◆ WORK INSTRUCTION ◆
All entries must be repeated exactly. No picture should appear in the result.

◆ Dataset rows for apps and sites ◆
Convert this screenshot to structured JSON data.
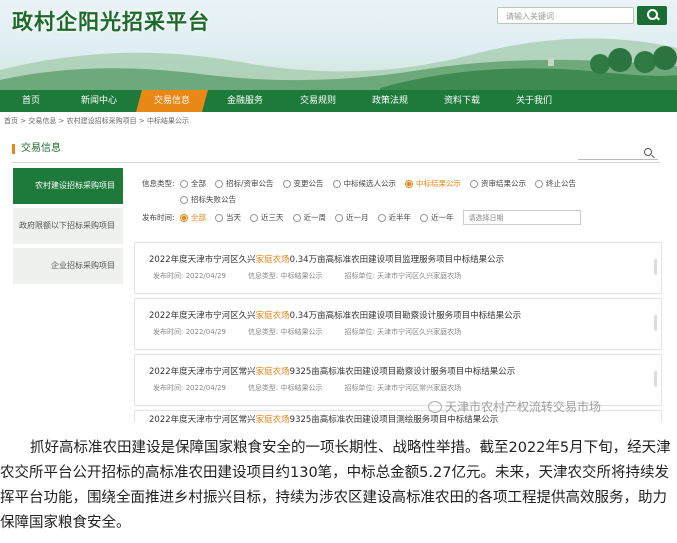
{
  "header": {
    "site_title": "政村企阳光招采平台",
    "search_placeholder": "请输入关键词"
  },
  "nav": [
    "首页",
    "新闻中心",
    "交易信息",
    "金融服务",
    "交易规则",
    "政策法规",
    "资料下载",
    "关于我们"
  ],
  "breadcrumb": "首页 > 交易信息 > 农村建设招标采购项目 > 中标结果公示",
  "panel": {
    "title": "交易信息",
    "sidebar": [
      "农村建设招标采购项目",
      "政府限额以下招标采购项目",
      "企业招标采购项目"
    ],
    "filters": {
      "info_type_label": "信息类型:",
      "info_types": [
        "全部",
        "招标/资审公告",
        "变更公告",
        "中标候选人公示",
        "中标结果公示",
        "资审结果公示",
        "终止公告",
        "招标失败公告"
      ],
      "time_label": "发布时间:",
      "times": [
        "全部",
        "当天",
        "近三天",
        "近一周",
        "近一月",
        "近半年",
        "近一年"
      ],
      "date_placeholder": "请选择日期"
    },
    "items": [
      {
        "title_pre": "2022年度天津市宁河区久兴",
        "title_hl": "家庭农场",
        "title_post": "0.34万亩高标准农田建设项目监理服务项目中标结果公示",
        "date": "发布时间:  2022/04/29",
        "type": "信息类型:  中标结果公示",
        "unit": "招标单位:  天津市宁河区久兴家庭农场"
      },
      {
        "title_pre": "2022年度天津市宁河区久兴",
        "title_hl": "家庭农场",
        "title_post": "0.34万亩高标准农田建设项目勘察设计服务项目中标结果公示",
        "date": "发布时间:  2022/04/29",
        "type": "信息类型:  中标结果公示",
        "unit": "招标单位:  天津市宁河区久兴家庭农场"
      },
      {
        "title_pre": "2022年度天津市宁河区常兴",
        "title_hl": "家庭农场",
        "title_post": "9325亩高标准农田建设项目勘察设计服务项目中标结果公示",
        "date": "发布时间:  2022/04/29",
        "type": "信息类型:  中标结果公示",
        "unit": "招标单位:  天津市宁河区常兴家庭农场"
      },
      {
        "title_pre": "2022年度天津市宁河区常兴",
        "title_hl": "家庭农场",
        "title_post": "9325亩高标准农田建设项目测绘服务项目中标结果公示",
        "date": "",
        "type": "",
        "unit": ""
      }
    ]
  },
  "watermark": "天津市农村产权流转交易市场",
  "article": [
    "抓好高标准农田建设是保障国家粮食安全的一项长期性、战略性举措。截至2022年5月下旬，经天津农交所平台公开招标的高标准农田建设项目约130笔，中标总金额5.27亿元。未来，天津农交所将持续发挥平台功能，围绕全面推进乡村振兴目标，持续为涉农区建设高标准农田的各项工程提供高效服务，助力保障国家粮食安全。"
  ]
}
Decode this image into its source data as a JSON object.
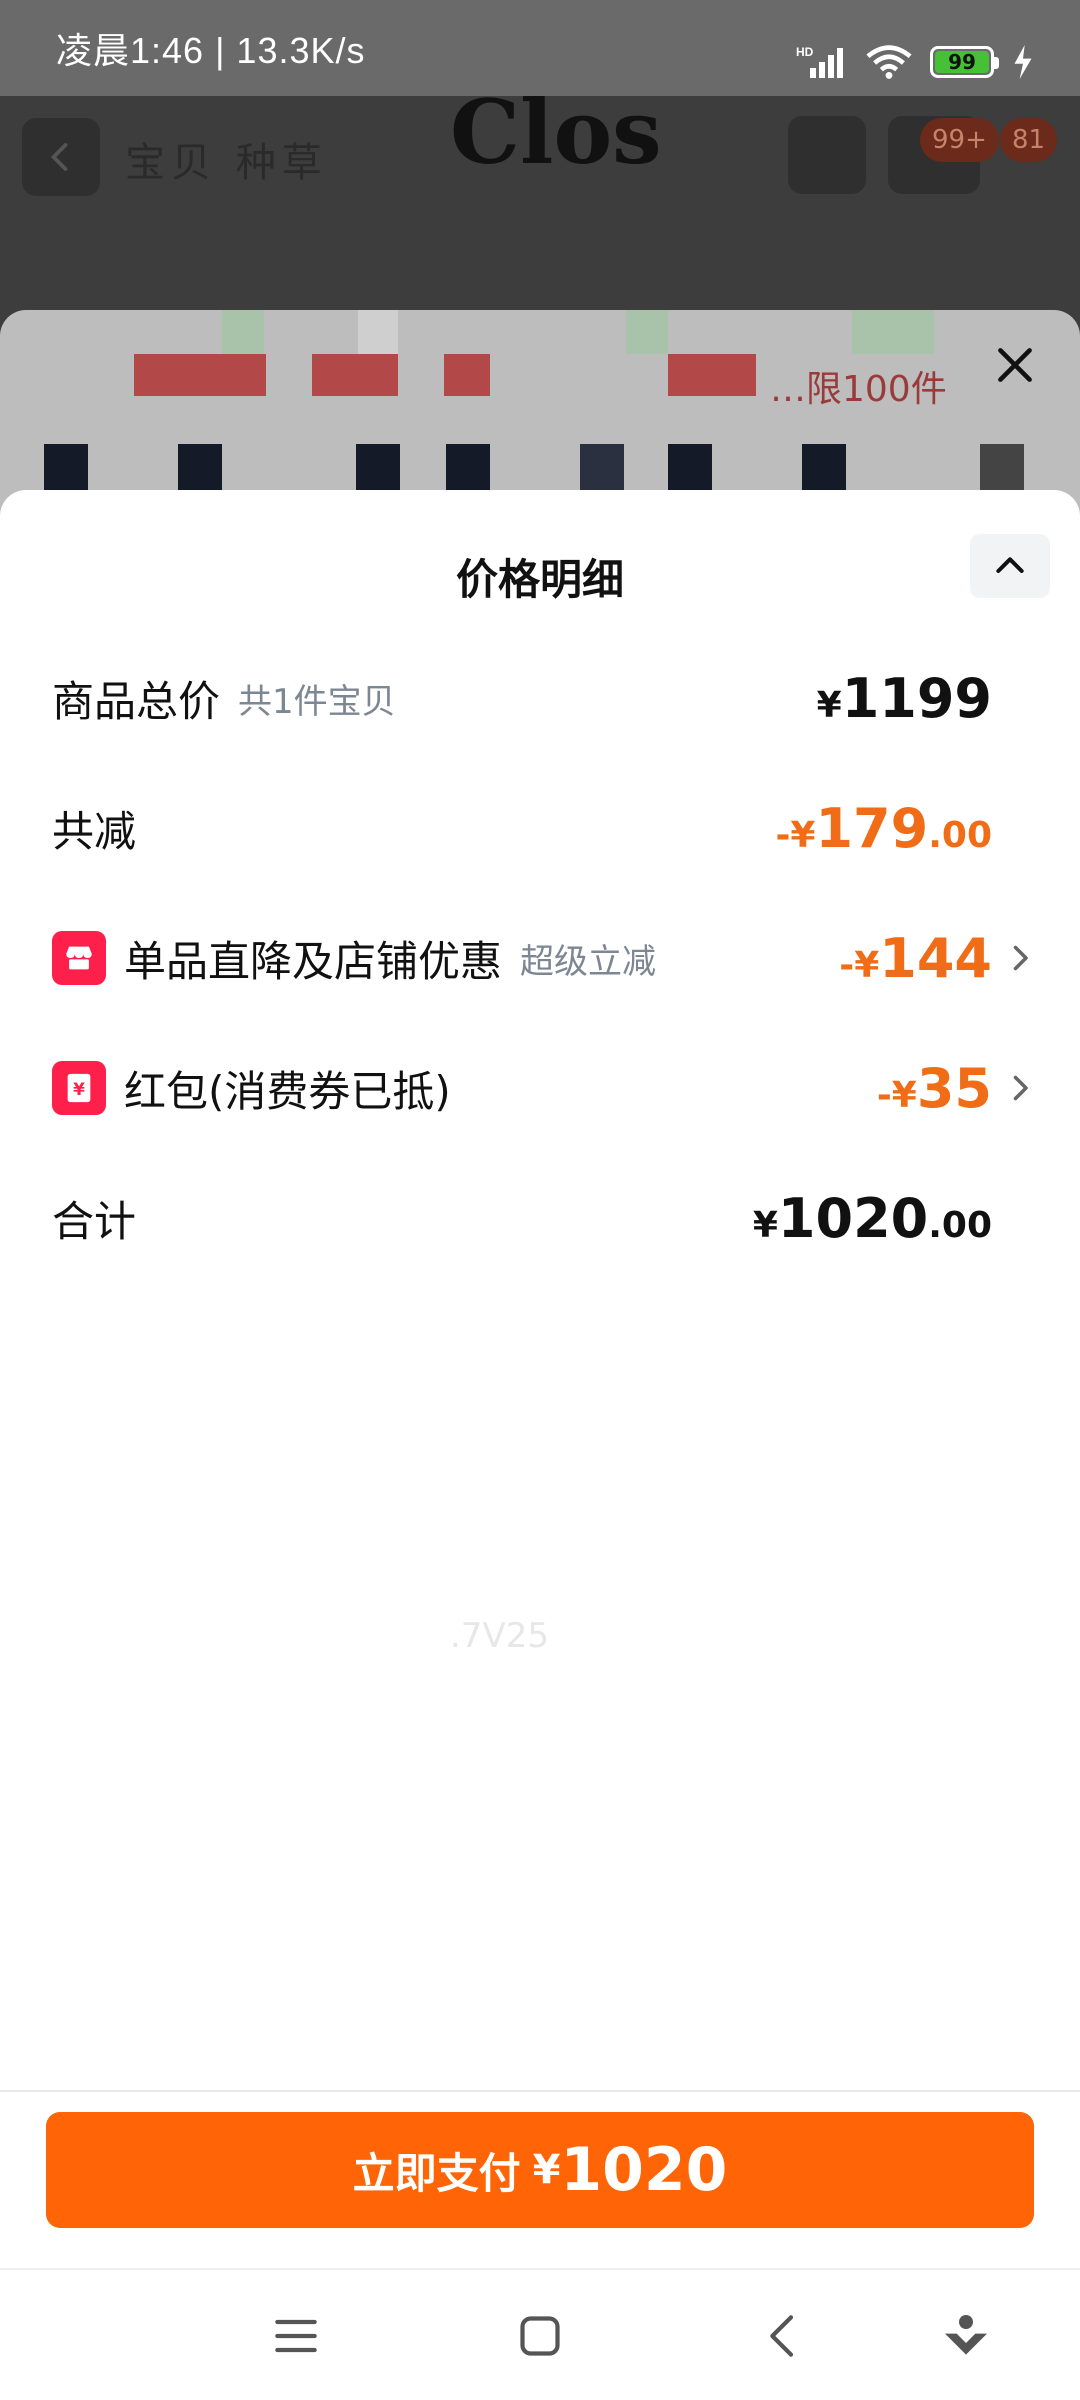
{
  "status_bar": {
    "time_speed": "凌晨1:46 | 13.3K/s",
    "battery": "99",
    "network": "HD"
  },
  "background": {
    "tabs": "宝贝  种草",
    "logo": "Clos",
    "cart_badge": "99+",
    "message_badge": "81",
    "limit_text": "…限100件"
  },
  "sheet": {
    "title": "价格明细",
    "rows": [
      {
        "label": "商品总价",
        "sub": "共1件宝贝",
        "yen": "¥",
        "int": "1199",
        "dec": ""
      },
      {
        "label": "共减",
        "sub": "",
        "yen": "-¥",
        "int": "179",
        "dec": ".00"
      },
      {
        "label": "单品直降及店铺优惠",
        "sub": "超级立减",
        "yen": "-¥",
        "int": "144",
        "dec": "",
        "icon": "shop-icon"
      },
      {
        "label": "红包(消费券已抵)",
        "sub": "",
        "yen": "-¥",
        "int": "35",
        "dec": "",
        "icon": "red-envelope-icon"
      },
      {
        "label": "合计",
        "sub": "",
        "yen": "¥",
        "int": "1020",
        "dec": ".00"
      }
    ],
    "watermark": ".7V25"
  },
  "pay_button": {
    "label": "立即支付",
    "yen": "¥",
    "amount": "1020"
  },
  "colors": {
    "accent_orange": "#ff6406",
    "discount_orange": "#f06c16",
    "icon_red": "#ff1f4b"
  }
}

◆ SOLUTION ◆
Convert this screenshot to structured JSON data.
{
  "header": {
    "site_title": "政村企阳光招采平台",
    "search_placeholder": "请输入关键词"
  },
  "nav": [
    "首页",
    "新闻中心",
    "交易信息",
    "金融服务",
    "交易规则",
    "政策法规",
    "资料下载",
    "关于我们"
  ],
  "breadcrumb": "首页 > 交易信息 > 农村建设招标采购项目 > 中标结果公示",
  "panel": {
    "title": "交易信息",
    "sidebar": [
      "农村建设招标采购项目",
      "政府限额以下招标采购项目",
      "企业招标采购项目"
    ],
    "filters": {
      "info_type_label": "信息类型:",
      "info_types": [
        "全部",
        "招标/资审公告",
        "变更公告",
        "中标候选人公示",
        "中标结果公示",
        "资审结果公示",
        "终止公告",
        "招标失败公告"
      ],
      "time_label": "发布时间:",
      "times": [
        "全部",
        "当天",
        "近三天",
        "近一周",
        "近一月",
        "近半年",
        "近一年"
      ],
      "date_placeholder": "请选择日期"
    },
    "items": [
      {
        "title_pre": "2022年度天津市宁河区久兴",
        "title_hl": "家庭农场",
        "title_post": "0.34万亩高标准农田建设项目监理服务项目中标结果公示",
        "date": "发布时间:  2022/04/29",
        "type": "信息类型:  中标结果公示",
        "unit": "招标单位:  天津市宁河区久兴家庭农场"
      },
      {
        "title_pre": "2022年度天津市宁河区久兴",
        "title_hl": "家庭农场",
        "title_post": "0.34万亩高标准农田建设项目勘察设计服务项目中标结果公示",
        "date": "发布时间:  2022/04/29",
        "type": "信息类型:  中标结果公示",
        "unit": "招标单位:  天津市宁河区久兴家庭农场"
      },
      {
        "title_pre": "2022年度天津市宁河区常兴",
        "title_hl": "家庭农场",
        "title_post": "9325亩高标准农田建设项目勘察设计服务项目中标结果公示",
        "date": "发布时间:  2022/04/29",
        "type": "信息类型:  中标结果公示",
        "unit": "招标单位:  天津市宁河区常兴家庭农场"
      },
      {
        "title_pre": "2022年度天津市宁河区常兴",
        "title_hl": "家庭农场",
        "title_post": "9325亩高标准农田建设项目测绘服务项目中标结果公示",
        "date": "",
        "type": "",
        "unit": ""
      }
    ]
  },
  "watermark": "天津市农村产权流转交易市场",
  "article": [
    "抓好高标准农田建设是保障国家粮食安全的一项长期性、战略性举措。截至2022年5月下旬，经天津农交所平台公开招标的高标准农田建设项目约130笔，中标总金额5.27亿元。未来，天津农交所将持续发挥平台功能，围绕全面推进乡村振兴目标，持续为涉农区建设高标准农田的各项工程提供高效服务，助力保障国家粮食安全。"
  ]
}
Decode this image into its source data as a JSON object.
{
  "status_bar": {
    "time_speed": "凌晨1:46 | 13.3K/s",
    "battery": "99",
    "network": "HD"
  },
  "background": {
    "tabs": "宝贝  种草",
    "logo": "Clos",
    "cart_badge": "99+",
    "message_badge": "81",
    "limit_text": "…限100件"
  },
  "sheet": {
    "title": "价格明细",
    "rows": [
      {
        "label": "商品总价",
        "sub": "共1件宝贝",
        "yen": "¥",
        "int": "1199",
        "dec": ""
      },
      {
        "label": "共减",
        "sub": "",
        "yen": "-¥",
        "int": "179",
        "dec": ".00"
      },
      {
        "label": "单品直降及店铺优惠",
        "sub": "超级立减",
        "yen": "-¥",
        "int": "144",
        "dec": "",
        "icon": "shop-icon"
      },
      {
        "label": "红包(消费券已抵)",
        "sub": "",
        "yen": "-¥",
        "int": "35",
        "dec": "",
        "icon": "red-envelope-icon"
      },
      {
        "label": "合计",
        "sub": "",
        "yen": "¥",
        "int": "1020",
        "dec": ".00"
      }
    ],
    "watermark": ".7V25"
  },
  "pay_button": {
    "label": "立即支付",
    "yen": "¥",
    "amount": "1020"
  },
  "colors": {
    "accent_orange": "#ff6406",
    "discount_orange": "#f06c16",
    "icon_red": "#ff1f4b"
  }
}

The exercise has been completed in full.